§ **Exercise directions**
Look through the data for the string "luftbilder". Copy every line where it is found.

- - - - -

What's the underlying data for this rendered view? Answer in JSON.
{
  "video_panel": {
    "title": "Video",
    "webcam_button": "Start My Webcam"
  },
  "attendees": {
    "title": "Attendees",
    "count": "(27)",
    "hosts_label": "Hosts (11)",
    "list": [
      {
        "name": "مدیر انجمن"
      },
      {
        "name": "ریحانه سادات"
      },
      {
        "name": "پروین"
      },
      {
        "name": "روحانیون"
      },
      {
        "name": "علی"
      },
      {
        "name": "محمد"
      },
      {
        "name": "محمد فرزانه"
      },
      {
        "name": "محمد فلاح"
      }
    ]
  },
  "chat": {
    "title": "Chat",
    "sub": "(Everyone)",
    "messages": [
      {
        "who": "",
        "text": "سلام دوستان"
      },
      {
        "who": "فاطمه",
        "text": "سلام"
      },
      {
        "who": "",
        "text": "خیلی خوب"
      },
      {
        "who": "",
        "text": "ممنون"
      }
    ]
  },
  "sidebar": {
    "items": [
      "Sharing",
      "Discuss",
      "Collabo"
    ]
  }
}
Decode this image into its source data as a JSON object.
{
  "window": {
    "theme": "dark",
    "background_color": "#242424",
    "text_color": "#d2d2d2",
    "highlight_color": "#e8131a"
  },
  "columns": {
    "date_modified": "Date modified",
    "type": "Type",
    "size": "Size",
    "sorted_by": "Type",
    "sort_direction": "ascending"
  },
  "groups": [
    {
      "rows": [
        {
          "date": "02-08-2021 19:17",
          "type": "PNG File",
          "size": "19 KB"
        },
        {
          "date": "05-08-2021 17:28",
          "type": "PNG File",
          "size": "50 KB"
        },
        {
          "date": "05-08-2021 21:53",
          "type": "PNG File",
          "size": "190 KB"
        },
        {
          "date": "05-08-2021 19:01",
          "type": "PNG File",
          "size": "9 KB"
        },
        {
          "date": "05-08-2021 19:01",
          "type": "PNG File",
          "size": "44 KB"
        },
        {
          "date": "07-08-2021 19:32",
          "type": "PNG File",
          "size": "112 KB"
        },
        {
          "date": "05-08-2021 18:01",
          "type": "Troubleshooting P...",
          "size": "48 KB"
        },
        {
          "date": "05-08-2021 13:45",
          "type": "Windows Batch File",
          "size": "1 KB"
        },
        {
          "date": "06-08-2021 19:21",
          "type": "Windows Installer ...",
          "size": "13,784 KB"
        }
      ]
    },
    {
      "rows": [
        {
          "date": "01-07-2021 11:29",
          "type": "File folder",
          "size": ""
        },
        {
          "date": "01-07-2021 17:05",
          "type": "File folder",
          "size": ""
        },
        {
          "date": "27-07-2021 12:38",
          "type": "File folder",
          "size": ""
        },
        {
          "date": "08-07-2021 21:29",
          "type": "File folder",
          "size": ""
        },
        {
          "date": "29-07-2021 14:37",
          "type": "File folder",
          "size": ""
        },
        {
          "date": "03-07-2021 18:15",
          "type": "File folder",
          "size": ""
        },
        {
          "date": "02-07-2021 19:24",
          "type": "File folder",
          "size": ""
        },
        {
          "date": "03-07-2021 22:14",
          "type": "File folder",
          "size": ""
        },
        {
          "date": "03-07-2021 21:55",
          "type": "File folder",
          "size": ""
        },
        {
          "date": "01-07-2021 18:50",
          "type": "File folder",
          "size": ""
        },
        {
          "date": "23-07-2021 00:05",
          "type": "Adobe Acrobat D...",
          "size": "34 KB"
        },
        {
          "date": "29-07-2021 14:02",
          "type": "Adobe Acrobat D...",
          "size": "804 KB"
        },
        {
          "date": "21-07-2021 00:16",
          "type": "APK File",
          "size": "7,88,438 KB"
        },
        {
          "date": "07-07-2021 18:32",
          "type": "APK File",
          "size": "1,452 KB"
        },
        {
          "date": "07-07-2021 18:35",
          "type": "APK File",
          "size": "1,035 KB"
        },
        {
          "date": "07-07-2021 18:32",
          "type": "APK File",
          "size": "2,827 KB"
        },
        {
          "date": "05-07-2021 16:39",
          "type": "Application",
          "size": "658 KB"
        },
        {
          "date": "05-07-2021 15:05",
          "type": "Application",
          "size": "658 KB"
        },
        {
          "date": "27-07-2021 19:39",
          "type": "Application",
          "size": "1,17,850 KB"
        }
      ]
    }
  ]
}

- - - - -

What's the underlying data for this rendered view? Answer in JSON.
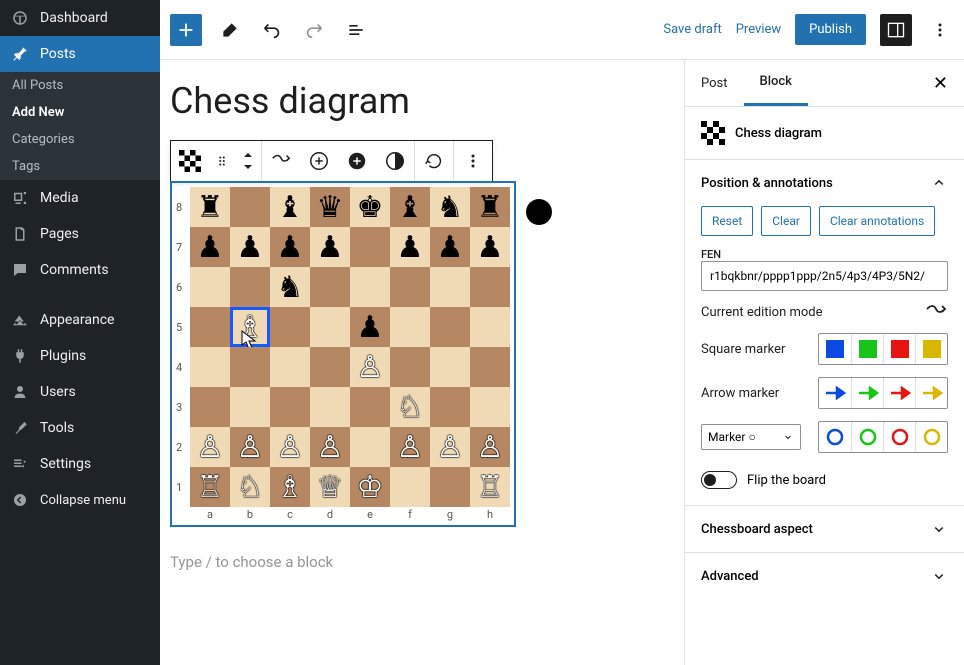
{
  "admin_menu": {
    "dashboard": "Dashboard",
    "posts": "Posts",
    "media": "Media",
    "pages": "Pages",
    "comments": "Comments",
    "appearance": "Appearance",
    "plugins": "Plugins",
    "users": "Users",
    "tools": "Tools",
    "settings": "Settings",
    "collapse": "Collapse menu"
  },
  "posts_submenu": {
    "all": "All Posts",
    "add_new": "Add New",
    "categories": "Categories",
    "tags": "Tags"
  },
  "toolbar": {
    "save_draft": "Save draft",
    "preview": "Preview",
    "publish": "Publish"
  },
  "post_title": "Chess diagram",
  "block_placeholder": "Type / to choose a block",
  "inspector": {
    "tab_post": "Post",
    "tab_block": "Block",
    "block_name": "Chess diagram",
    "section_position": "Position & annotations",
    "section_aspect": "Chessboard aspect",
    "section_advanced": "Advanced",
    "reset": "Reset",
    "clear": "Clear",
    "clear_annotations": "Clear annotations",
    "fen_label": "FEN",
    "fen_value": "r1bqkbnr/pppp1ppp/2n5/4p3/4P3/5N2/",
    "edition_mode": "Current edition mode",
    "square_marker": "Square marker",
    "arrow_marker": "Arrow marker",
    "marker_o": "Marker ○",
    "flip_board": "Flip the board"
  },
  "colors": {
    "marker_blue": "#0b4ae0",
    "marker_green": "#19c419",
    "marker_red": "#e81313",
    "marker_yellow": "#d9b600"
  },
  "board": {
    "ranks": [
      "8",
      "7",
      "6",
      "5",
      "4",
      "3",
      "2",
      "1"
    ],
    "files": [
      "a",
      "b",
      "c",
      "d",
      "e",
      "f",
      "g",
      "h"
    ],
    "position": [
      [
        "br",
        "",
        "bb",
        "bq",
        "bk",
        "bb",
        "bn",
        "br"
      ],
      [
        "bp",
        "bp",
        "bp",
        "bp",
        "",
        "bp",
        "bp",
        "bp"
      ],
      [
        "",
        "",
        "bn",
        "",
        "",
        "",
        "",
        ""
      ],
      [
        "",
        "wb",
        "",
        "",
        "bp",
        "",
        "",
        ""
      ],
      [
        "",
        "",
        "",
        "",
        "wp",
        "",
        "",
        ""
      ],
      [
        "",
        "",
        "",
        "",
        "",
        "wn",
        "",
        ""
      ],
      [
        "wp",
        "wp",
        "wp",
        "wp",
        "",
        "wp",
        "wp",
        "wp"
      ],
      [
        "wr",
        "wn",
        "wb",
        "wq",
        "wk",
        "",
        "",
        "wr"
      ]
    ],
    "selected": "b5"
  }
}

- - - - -

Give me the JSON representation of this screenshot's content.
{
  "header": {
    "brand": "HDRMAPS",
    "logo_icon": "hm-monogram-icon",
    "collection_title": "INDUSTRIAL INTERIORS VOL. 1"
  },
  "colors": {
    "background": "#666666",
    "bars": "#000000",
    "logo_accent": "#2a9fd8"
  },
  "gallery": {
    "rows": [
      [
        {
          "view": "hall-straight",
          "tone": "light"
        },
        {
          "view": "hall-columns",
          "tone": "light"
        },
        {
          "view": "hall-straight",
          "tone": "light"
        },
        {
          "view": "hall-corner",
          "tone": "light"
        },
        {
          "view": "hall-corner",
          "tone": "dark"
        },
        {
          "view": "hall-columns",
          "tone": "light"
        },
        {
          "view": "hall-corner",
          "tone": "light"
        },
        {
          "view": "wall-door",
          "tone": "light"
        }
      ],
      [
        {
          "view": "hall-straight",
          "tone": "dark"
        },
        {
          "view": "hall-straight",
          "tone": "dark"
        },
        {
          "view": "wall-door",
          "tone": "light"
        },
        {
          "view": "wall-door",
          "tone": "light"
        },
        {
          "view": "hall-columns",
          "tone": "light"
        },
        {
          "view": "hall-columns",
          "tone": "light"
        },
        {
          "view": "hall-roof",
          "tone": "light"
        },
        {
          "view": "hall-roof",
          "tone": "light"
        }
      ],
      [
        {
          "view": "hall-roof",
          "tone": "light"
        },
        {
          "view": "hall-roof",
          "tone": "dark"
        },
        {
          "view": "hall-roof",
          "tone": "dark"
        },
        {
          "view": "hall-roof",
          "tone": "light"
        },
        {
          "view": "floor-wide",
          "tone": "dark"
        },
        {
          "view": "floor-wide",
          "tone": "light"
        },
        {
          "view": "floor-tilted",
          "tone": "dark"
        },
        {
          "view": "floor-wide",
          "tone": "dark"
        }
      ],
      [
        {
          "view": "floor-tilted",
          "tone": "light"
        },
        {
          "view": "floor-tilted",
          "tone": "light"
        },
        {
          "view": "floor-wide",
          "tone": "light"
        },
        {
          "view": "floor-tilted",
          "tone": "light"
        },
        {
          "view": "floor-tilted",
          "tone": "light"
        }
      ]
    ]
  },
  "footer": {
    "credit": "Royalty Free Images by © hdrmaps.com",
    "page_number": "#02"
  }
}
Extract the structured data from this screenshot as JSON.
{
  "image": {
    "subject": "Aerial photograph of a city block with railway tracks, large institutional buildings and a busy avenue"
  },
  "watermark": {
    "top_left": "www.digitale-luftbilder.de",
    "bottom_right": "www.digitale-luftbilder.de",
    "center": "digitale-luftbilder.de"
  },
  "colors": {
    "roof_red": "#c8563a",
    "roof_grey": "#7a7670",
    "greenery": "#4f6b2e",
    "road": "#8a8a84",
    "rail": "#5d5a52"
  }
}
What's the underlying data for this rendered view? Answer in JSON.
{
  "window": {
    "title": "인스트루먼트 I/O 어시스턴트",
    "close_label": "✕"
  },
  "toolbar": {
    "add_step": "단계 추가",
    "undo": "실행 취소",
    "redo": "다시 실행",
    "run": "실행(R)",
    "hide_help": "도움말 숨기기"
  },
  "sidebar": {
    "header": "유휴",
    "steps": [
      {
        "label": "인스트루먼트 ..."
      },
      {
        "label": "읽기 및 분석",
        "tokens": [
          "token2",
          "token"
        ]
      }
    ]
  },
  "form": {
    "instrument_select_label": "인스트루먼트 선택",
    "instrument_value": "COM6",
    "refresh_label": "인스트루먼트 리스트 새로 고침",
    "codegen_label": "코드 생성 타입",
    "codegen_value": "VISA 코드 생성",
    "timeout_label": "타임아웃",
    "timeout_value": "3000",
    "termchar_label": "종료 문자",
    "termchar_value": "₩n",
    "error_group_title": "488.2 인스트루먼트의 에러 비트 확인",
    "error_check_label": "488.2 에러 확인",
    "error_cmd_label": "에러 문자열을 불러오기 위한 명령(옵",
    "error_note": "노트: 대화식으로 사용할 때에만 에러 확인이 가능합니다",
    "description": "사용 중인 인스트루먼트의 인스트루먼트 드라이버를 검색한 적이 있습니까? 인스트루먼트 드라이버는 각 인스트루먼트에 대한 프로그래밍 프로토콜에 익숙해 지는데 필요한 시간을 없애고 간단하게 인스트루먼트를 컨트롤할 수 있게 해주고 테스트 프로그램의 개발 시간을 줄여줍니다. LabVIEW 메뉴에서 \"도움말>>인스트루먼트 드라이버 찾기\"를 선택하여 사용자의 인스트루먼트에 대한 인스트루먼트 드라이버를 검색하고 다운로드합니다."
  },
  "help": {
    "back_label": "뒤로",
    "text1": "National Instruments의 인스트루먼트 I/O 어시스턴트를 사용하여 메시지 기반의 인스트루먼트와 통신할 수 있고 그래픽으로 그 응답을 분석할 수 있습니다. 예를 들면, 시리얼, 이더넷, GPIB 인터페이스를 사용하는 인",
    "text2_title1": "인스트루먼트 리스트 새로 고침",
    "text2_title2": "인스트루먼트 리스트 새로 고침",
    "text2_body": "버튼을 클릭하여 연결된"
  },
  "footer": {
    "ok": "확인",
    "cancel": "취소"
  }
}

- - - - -

§ **Result for this task**
    "top_left": "www.digitale-luftbilder.de",
    "bottom_right": "www.digitale-luftbilder.de",
    "center": "digitale-luftbilder.de"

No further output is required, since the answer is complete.